Forty years ago, here are two of my friends who I shared a student house with. Unlike the accommodation today things were different then. It’s like something out of ‘the young ones’ TV series. There was no hot water, just a broken water heater. I hate to say this but there was no bathroom and we used the showers at the college. The washing machine was an old twin tub. Our cooker was gas, but there was no gas fire. Instead we just had a coal fire to warm the whole house. And the toilet was down the yard in an outhouse.
We moved on into a slightly less tumble down house, finished college, and ended up in our own house. But I actually enjoyed life in that house. X
What will history make of 2020 and the Covid 19 virus? It is clearly momentous, but what will be the outcome.
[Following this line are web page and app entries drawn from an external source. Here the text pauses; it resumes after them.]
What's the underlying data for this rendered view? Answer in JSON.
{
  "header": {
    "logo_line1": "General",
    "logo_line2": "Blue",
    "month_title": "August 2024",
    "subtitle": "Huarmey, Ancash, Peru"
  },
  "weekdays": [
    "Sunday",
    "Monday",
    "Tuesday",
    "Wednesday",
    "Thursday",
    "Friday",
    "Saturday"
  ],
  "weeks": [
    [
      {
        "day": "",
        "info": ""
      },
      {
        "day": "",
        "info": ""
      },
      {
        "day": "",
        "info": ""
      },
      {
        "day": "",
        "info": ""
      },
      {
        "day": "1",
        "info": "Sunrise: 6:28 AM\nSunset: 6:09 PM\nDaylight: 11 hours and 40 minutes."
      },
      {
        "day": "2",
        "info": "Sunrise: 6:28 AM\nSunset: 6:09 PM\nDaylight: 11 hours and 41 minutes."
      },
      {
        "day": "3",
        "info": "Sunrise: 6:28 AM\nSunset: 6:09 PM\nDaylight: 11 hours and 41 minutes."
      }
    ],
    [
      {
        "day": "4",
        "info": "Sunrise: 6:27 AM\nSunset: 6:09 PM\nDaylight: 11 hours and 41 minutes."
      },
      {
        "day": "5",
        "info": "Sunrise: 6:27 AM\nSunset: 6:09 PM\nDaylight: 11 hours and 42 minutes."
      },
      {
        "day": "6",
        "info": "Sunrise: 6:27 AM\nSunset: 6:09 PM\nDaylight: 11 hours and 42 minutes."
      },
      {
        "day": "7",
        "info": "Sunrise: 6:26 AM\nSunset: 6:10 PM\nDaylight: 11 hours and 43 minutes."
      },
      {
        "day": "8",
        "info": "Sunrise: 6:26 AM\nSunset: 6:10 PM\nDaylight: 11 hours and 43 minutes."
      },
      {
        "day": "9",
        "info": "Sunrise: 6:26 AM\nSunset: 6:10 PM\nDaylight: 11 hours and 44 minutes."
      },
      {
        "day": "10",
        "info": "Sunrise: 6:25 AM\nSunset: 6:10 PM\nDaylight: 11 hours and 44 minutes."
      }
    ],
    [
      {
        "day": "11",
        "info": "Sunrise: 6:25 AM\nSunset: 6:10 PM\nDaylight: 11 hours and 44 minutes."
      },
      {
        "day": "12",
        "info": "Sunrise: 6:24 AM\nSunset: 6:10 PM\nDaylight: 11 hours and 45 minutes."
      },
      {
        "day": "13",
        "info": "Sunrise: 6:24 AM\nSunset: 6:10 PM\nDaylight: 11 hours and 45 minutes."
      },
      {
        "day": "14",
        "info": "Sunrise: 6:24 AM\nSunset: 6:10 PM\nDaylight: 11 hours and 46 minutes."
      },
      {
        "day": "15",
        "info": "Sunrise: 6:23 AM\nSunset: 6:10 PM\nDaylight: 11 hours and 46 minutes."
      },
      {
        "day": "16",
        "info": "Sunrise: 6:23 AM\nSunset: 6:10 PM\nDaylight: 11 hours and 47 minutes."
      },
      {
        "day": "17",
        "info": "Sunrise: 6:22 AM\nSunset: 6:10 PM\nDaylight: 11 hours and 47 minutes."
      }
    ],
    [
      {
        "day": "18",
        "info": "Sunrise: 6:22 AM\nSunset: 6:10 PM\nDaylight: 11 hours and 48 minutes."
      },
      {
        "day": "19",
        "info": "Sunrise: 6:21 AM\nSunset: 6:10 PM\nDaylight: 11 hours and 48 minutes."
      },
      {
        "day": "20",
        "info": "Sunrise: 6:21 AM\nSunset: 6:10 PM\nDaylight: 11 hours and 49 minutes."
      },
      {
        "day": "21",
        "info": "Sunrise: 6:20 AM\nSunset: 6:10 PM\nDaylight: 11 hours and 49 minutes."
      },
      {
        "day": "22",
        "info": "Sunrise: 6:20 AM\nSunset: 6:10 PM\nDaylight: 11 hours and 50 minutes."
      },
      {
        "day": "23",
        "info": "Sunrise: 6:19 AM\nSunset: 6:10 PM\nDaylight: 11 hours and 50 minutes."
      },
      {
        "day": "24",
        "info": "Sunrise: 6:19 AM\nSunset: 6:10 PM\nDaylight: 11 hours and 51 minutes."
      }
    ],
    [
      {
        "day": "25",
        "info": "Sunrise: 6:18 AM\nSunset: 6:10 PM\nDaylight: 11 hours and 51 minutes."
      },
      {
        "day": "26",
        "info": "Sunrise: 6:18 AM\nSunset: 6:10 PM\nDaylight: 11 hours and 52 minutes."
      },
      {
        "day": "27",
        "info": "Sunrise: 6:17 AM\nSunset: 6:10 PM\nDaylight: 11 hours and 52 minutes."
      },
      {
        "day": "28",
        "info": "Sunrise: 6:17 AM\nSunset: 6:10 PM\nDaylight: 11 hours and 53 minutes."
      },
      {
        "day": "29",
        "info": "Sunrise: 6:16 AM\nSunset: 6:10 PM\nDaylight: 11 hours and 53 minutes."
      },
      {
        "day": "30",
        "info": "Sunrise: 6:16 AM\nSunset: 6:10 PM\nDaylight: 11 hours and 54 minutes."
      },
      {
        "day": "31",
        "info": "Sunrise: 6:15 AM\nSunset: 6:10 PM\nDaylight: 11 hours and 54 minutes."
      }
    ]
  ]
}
Will we return to our profligate ways as if nothing had happened, and slip back into old routines after a hiatus of several months, or is this a game changer where we will all be poorer and have to be more self sufficient.
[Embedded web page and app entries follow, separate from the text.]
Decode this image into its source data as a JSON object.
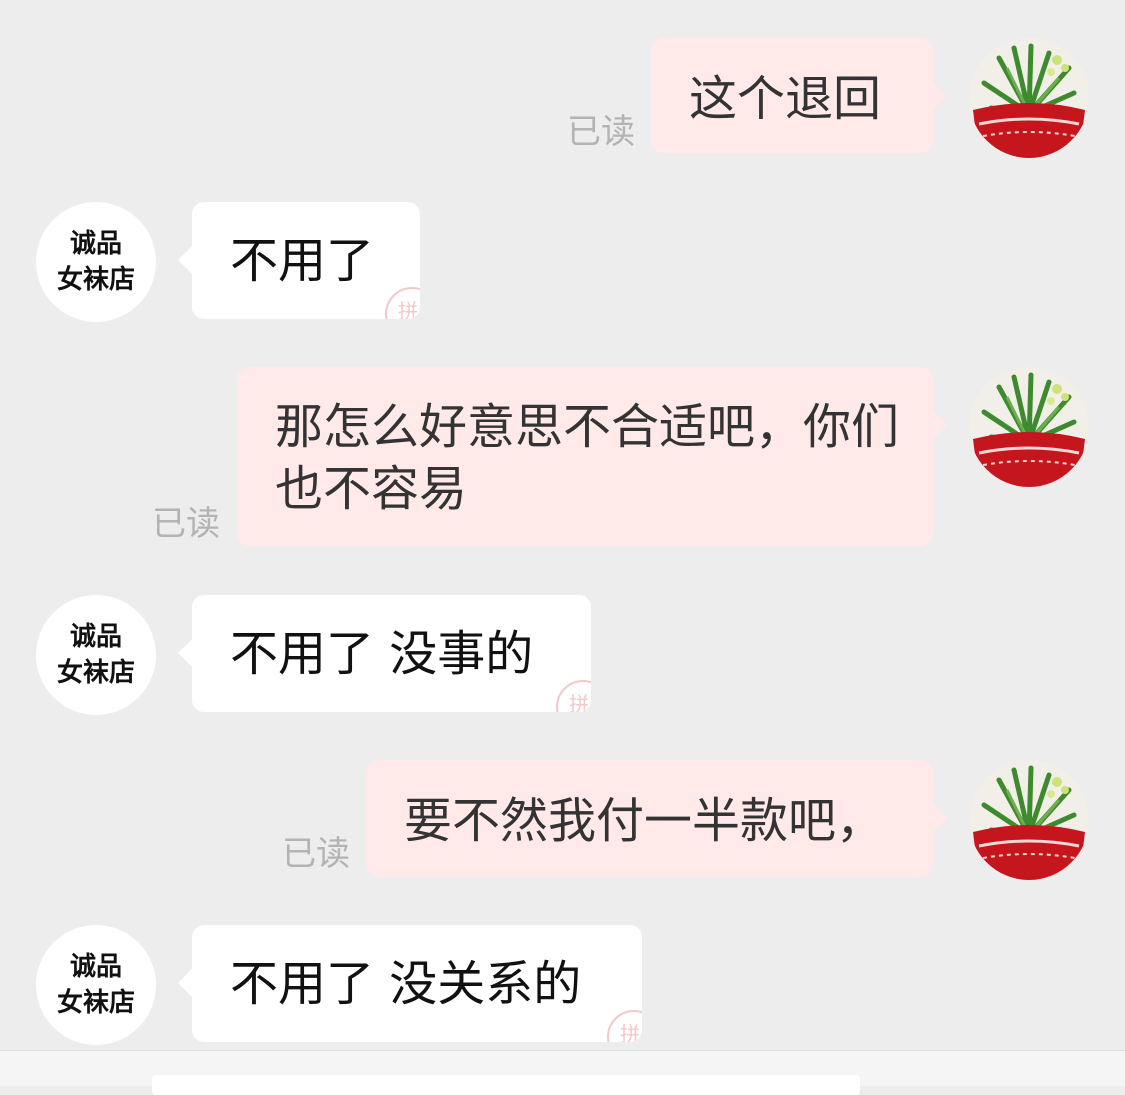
{
  "read_label": "已读",
  "shop_avatar": {
    "line1": "诚品",
    "line2": "女袜店"
  },
  "messages": [
    {
      "sender": "me",
      "text": "这个退回",
      "status": "已读"
    },
    {
      "sender": "shop",
      "text": "不用了"
    },
    {
      "sender": "me",
      "text": "那怎么好意思不合适吧，你们也不容易",
      "status": "已读"
    },
    {
      "sender": "shop",
      "text": "不用了 没事的"
    },
    {
      "sender": "me",
      "text": "要不然我付一半款吧，",
      "status": "已读"
    },
    {
      "sender": "shop",
      "text": "不用了 没关系的"
    }
  ],
  "colors": {
    "background": "#ededed",
    "sent_bubble": "#ffe9e9",
    "received_bubble": "#ffffff",
    "read_status": "#b3b3b3"
  },
  "icons": {
    "user_avatar": "potted-plant-avatar-icon",
    "merchant_stamp": "pin-stamp-icon"
  }
}
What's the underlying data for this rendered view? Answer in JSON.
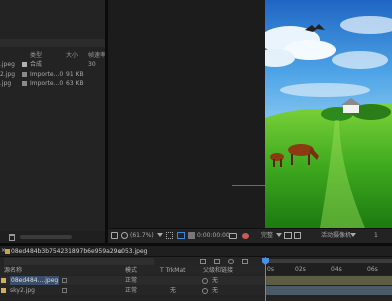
{
  "project": {
    "columns": {
      "type": "类型",
      "size": "大小",
      "depth": "帧速率"
    },
    "items": [
      {
        "name": ".jpeg",
        "type": "合成",
        "size": "",
        "depth": "30"
      },
      {
        "name": "2.jpg",
        "type": "Importe...0",
        "size": "91 KB",
        "depth": ""
      },
      {
        "name": ".jpg",
        "type": "Importe...0",
        "size": "63 KB",
        "depth": ""
      }
    ]
  },
  "viewer": {
    "zoom": "(61.7%)",
    "timecode": "0:00:00:00",
    "quality": "完整",
    "camera": "活动摄像机"
  },
  "timeline": {
    "tab_label": "08ed484b3b754231897b6e959a29e053.jpeg",
    "tab_close": "≡",
    "columns": {
      "name": "源名称",
      "mode": "模式",
      "trkmat": "T  TrkMat",
      "parent": "父级和链接"
    },
    "layers": [
      {
        "name": "08ed484....jpeg",
        "mode": "正常",
        "trkmat": "",
        "parent": "无"
      },
      {
        "name": "sky2.jpg",
        "mode": "正常",
        "trkmat": "无",
        "parent": "无"
      }
    ],
    "ruler": [
      "0s",
      "02s",
      "04s",
      "06s"
    ]
  }
}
Maybe the survivalists that have been prepping over the last several years have it right. Or the environmentalists who have urged us to stop global warming will see a glimmer of light from this current situation.
However you look at it there will have to be questions asked about the leadership of the world. That doesn’t mean that people have necessarily done wrong. Just that the chaos of the virus has too many ramifications to take in. It’s too great a problem to allow us to get all the right answers. That said there are some strange leadership decisions out there. Maybe some leaders should engage their brains before they open their mouths….
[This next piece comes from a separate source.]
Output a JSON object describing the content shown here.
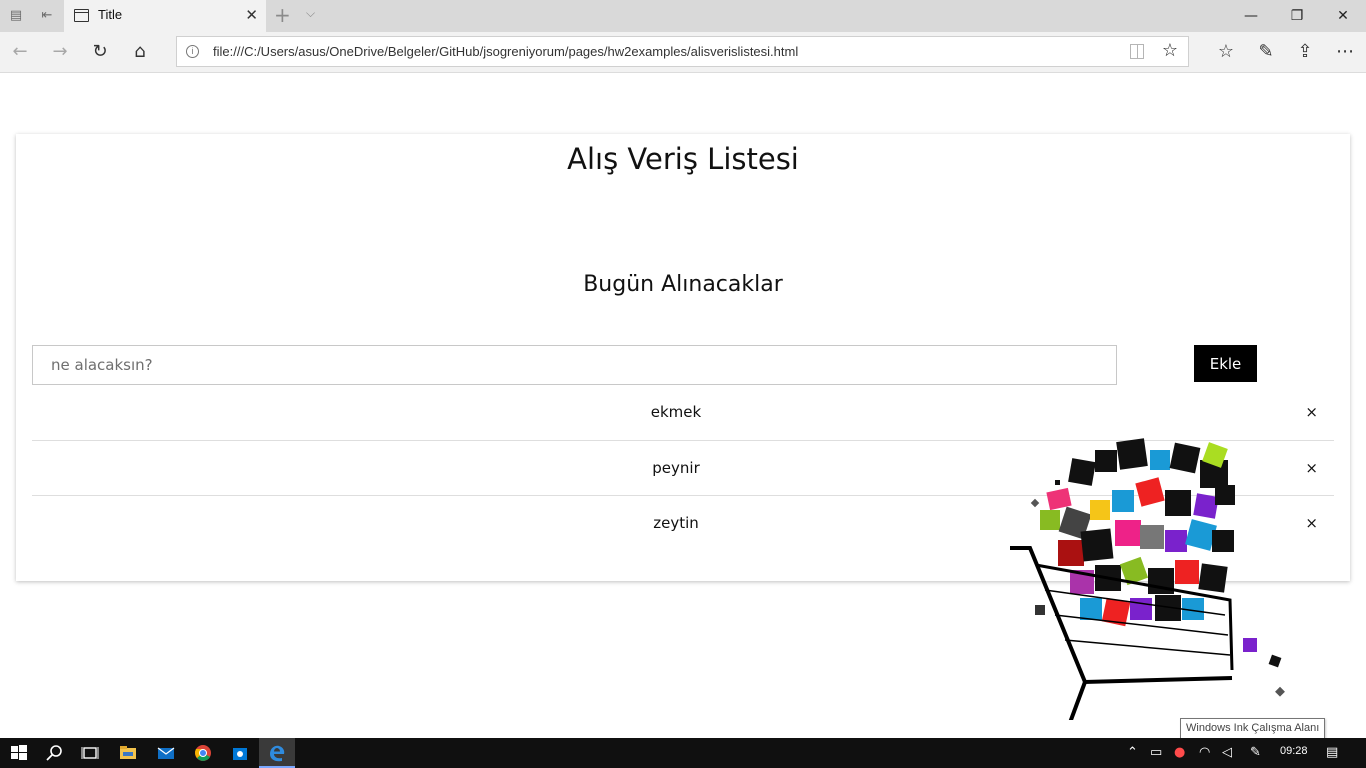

“Saint David’s Day is the feast day of Saint David, the patron saint of Wales, and falls on 1 March, the date of Saint David’s death in 589 AD. The feast has been regularly celebrated since the canonisation of David in the 12th century, by Pope Callixtus II, though it is not a national holiday in the UK.” Wikipedia
Sorry to use a quote from Wikipedia but it was easier than writing it all out!
St Davids is also the smallest city in Britain. It is in South West Wales. Its somewhere I’ve always meant to visit, but never got there.
Saw this in the pub a few days ago. I’m not sure if it’s antique or a reproduction but it has a feeling of something from the start of the last century. I liked the main shade surrounded by three smaller shades all held together by solid but delicately shaped metal. I wonder if it’s converted from a gas mantle?
I imaging its a considerable weight, so I guess it’s screwed into a ceiling joist. I didn’t think to look at the lights in the rest of the pub so I don’t know if it’s the only one there. Perhaps it’s from a reclamation yard? There are a few round here. Anyway it’s good to see old things about.
Blogging seems to be all sorts of things. I follow poetry, science, history, art and all sorts of other subjects. I post pretty much anything I’m interested in. I try and write things that are interesting, sometimes short stories or poems, other times about my art.
I started out thinking it would purely be about painting and drawing. But I suddenly realised that I wanted to include more than that. My writing and grammar skills are not honed. I used to write essays in English or History classes, but that was on the subjects on the syllabus. When I got to Art school I had to write essays and a thesis, so blogging came slowly. I hope what I write is enjoyable or interesting.